TRY IT. Print the records again, matching each line exactly.

== Segment start ==

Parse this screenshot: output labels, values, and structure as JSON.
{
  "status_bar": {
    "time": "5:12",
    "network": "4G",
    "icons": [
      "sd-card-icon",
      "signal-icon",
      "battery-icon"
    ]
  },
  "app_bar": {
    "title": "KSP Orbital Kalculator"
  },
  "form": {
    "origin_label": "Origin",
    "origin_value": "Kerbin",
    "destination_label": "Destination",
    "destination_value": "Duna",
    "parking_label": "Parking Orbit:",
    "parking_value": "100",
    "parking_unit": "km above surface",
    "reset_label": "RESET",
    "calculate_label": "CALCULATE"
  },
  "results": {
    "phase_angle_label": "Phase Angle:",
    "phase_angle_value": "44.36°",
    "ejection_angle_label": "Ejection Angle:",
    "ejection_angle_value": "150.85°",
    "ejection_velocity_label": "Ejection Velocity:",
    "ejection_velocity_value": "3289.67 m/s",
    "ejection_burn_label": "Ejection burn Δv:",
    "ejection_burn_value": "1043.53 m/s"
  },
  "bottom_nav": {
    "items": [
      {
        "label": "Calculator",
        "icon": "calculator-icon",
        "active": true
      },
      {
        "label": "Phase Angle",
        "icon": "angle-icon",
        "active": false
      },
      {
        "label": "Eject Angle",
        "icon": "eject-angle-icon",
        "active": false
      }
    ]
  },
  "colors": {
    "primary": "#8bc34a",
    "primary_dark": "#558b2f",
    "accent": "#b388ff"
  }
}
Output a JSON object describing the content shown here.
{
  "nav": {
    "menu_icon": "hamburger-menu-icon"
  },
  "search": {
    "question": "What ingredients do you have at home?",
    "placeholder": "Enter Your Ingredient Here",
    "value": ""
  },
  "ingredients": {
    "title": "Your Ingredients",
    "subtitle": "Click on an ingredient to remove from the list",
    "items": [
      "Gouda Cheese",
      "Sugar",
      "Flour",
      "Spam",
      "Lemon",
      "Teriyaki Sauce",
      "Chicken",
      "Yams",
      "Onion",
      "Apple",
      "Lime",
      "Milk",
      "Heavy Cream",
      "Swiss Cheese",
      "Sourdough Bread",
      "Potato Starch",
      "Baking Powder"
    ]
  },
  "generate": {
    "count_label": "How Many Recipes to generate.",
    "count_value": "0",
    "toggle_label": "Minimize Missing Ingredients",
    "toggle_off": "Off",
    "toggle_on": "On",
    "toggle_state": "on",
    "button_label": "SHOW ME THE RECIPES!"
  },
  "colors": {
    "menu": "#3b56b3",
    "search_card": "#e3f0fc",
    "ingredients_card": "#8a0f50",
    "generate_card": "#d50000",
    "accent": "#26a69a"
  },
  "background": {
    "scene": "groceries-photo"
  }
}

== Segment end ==

YOUR RESPONSE.
Parse this screenshot: output labels, values, and structure as JSON.
{
  "status_bar": {
    "time": "5:12",
    "network": "4G",
    "icons": [
      "sd-card-icon",
      "signal-icon",
      "battery-icon"
    ]
  },
  "app_bar": {
    "title": "KSP Orbital Kalculator"
  },
  "form": {
    "origin_label": "Origin",
    "origin_value": "Kerbin",
    "destination_label": "Destination",
    "destination_value": "Duna",
    "parking_label": "Parking Orbit:",
    "parking_value": "100",
    "parking_unit": "km above surface",
    "reset_label": "RESET",
    "calculate_label": "CALCULATE"
  },
  "results": {
    "phase_angle_label": "Phase Angle:",
    "phase_angle_value": "44.36°",
    "ejection_angle_label": "Ejection Angle:",
    "ejection_angle_value": "150.85°",
    "ejection_velocity_label": "Ejection Velocity:",
    "ejection_velocity_value": "3289.67 m/s",
    "ejection_burn_label": "Ejection burn Δv:",
    "ejection_burn_value": "1043.53 m/s"
  },
  "bottom_nav": {
    "items": [
      {
        "label": "Calculator",
        "icon": "calculator-icon",
        "active": true
      },
      {
        "label": "Phase Angle",
        "icon": "angle-icon",
        "active": false
      },
      {
        "label": "Eject Angle",
        "icon": "eject-angle-icon",
        "active": false
      }
    ]
  },
  "colors": {
    "primary": "#8bc34a",
    "primary_dark": "#558b2f",
    "accent": "#b388ff"
  }
}
Output a JSON object describing the content shown here.
{
  "nav": {
    "menu_icon": "hamburger-menu-icon"
  },
  "search": {
    "question": "What ingredients do you have at home?",
    "placeholder": "Enter Your Ingredient Here",
    "value": ""
  },
  "ingredients": {
    "title": "Your Ingredients",
    "subtitle": "Click on an ingredient to remove from the list",
    "items": [
      "Gouda Cheese",
      "Sugar",
      "Flour",
      "Spam",
      "Lemon",
      "Teriyaki Sauce",
      "Chicken",
      "Yams",
      "Onion",
      "Apple",
      "Lime",
      "Milk",
      "Heavy Cream",
      "Swiss Cheese",
      "Sourdough Bread",
      "Potato Starch",
      "Baking Powder"
    ]
  },
  "generate": {
    "count_label": "How Many Recipes to generate.",
    "count_value": "0",
    "toggle_label": "Minimize Missing Ingredients",
    "toggle_off": "Off",
    "toggle_on": "On",
    "toggle_state": "on",
    "button_label": "SHOW ME THE RECIPES!"
  },
  "colors": {
    "menu": "#3b56b3",
    "search_card": "#e3f0fc",
    "ingredients_card": "#8a0f50",
    "generate_card": "#d50000",
    "accent": "#26a69a"
  },
  "background": {
    "scene": "groceries-photo"
  }
}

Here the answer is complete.